» **Prompt**: The records that follow are to be repeated exactly, with no pictures carried over.

=== Given information ===

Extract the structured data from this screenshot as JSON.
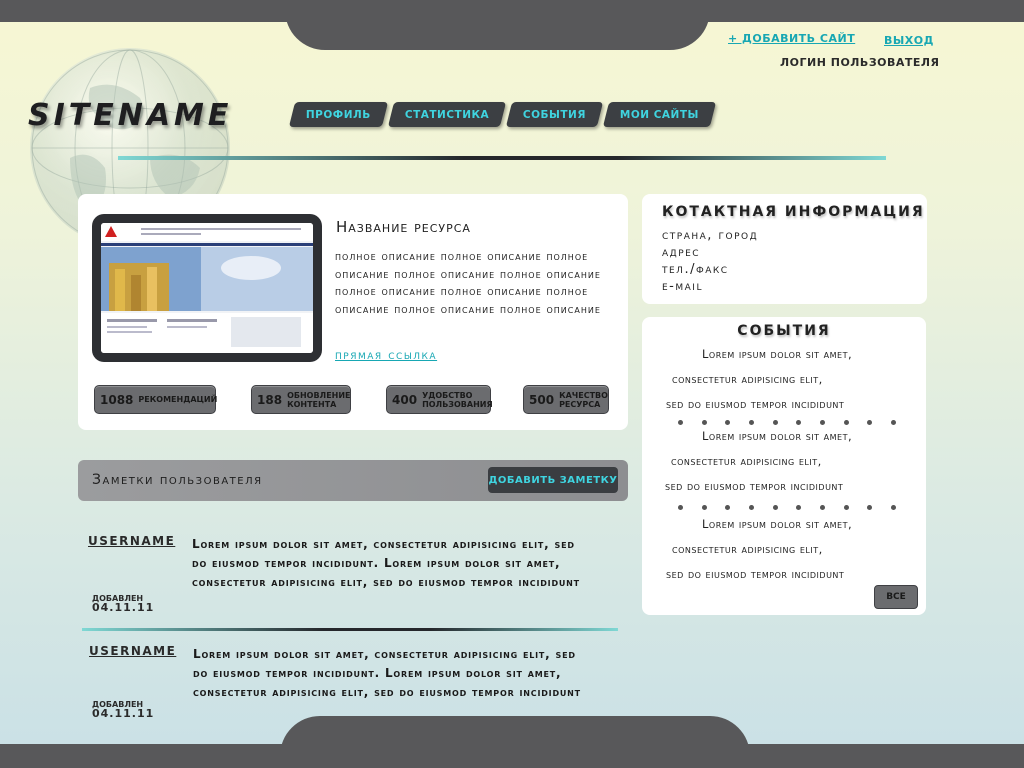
{
  "header": {
    "logo": "SITENAME",
    "add_site": "+ ДОБАВИТЬ САЙТ",
    "logout": "ВЫХОД",
    "login_user": "ЛОГИН ПОЛЬЗОВАТЕЛЯ"
  },
  "nav": [
    "ПРОФИЛЬ",
    "СТАТИСТИКА",
    "СОБЫТИЯ",
    "МОИ САЙТЫ"
  ],
  "resource": {
    "title": "Название ресурса",
    "description": "полное описание полное описание полное описание полное описание полное описание полное описание полное описание полное описание полное описание полное описание",
    "link": "прямая ссылка",
    "stats": [
      {
        "num": "1088",
        "label": "РЕКОМЕНДАЦИЙ"
      },
      {
        "num": "188",
        "label": "ОБНОВЛЕНИЕ КОНТЕНТА"
      },
      {
        "num": "400",
        "label": "УДОБСТВО ПОЛЬЗОВАНИЯ"
      },
      {
        "num": "500",
        "label": "КАЧЕСТВО РЕСУРСА"
      }
    ]
  },
  "contact": {
    "title": "КОТАКТНАЯ ИНФОРМАЦИЯ",
    "country": "страна, город",
    "address": "адрес",
    "phone": "тел./факс",
    "email": "e-mail"
  },
  "events": {
    "title": "СОБЫТИЯ",
    "items": [
      {
        "l1": "Lorem ipsum dolor sit amet,",
        "l2": "consectetur adipisicing elit,",
        "l3": "sed do eiusmod tempor incididunt"
      },
      {
        "l1": "Lorem ipsum dolor sit amet,",
        "l2": "consectetur adipisicing elit,",
        "l3": "sed do eiusmod tempor incididunt"
      },
      {
        "l1": "Lorem ipsum dolor sit amet,",
        "l2": "consectetur adipisicing elit,",
        "l3": "sed do eiusmod tempor incididunt"
      }
    ],
    "all_button": "ВСЕ"
  },
  "notes": {
    "title": "Заметки пользователя",
    "add_button": "ДОБАВИТЬ ЗАМЕТКУ",
    "items": [
      {
        "user": "USERNAME",
        "l1": "Lorem ipsum dolor sit amet, consectetur adipisicing elit, sed",
        "l2": "do eiusmod tempor incididunt. Lorem ipsum dolor sit amet,",
        "l3": "consectetur adipisicing elit, sed do eiusmod tempor incididunt",
        "added_label": "ДОБАВЛЕН",
        "date": "04.11.11"
      },
      {
        "user": "USERNAME",
        "l1": "Lorem ipsum dolor sit amet, consectetur adipisicing elit, sed",
        "l2": "do eiusmod tempor incididunt. Lorem ipsum dolor sit amet,",
        "l3": "consectetur adipisicing elit, sed do eiusmod tempor incididunt",
        "added_label": "ДОБАВЛЕН",
        "date": "04.11.11"
      }
    ]
  },
  "colors": {
    "accent": "#17a7b3",
    "nav_text": "#3fd4e0",
    "dark_chrome": "#58585a",
    "button_gray": "#6b6c6f"
  }
}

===

» **Response to this exercise**:
Extract the structured data from this screenshot as JSON.
{
  "header": {
    "logo": "SITENAME",
    "add_site": "+ ДОБАВИТЬ САЙТ",
    "logout": "ВЫХОД",
    "login_user": "ЛОГИН ПОЛЬЗОВАТЕЛЯ"
  },
  "nav": [
    "ПРОФИЛЬ",
    "СТАТИСТИКА",
    "СОБЫТИЯ",
    "МОИ САЙТЫ"
  ],
  "resource": {
    "title": "Название ресурса",
    "description": "полное описание полное описание полное описание полное описание полное описание полное описание полное описание полное описание полное описание полное описание",
    "link": "прямая ссылка",
    "stats": [
      {
        "num": "1088",
        "label": "РЕКОМЕНДАЦИЙ"
      },
      {
        "num": "188",
        "label": "ОБНОВЛЕНИЕ КОНТЕНТА"
      },
      {
        "num": "400",
        "label": "УДОБСТВО ПОЛЬЗОВАНИЯ"
      },
      {
        "num": "500",
        "label": "КАЧЕСТВО РЕСУРСА"
      }
    ]
  },
  "contact": {
    "title": "КОТАКТНАЯ ИНФОРМАЦИЯ",
    "country": "страна, город",
    "address": "адрес",
    "phone": "тел./факс",
    "email": "e-mail"
  },
  "events": {
    "title": "СОБЫТИЯ",
    "items": [
      {
        "l1": "Lorem ipsum dolor sit amet,",
        "l2": "consectetur adipisicing elit,",
        "l3": "sed do eiusmod tempor incididunt"
      },
      {
        "l1": "Lorem ipsum dolor sit amet,",
        "l2": "consectetur adipisicing elit,",
        "l3": "sed do eiusmod tempor incididunt"
      },
      {
        "l1": "Lorem ipsum dolor sit amet,",
        "l2": "consectetur adipisicing elit,",
        "l3": "sed do eiusmod tempor incididunt"
      }
    ],
    "all_button": "ВСЕ"
  },
  "notes": {
    "title": "Заметки пользователя",
    "add_button": "ДОБАВИТЬ ЗАМЕТКУ",
    "items": [
      {
        "user": "USERNAME",
        "l1": "Lorem ipsum dolor sit amet, consectetur adipisicing elit, sed",
        "l2": "do eiusmod tempor incididunt. Lorem ipsum dolor sit amet,",
        "l3": "consectetur adipisicing elit, sed do eiusmod tempor incididunt",
        "added_label": "ДОБАВЛЕН",
        "date": "04.11.11"
      },
      {
        "user": "USERNAME",
        "l1": "Lorem ipsum dolor sit amet, consectetur adipisicing elit, sed",
        "l2": "do eiusmod tempor incididunt. Lorem ipsum dolor sit amet,",
        "l3": "consectetur adipisicing elit, sed do eiusmod tempor incididunt",
        "added_label": "ДОБАВЛЕН",
        "date": "04.11.11"
      }
    ]
  },
  "colors": {
    "accent": "#17a7b3",
    "nav_text": "#3fd4e0",
    "dark_chrome": "#58585a",
    "button_gray": "#6b6c6f"
  }
}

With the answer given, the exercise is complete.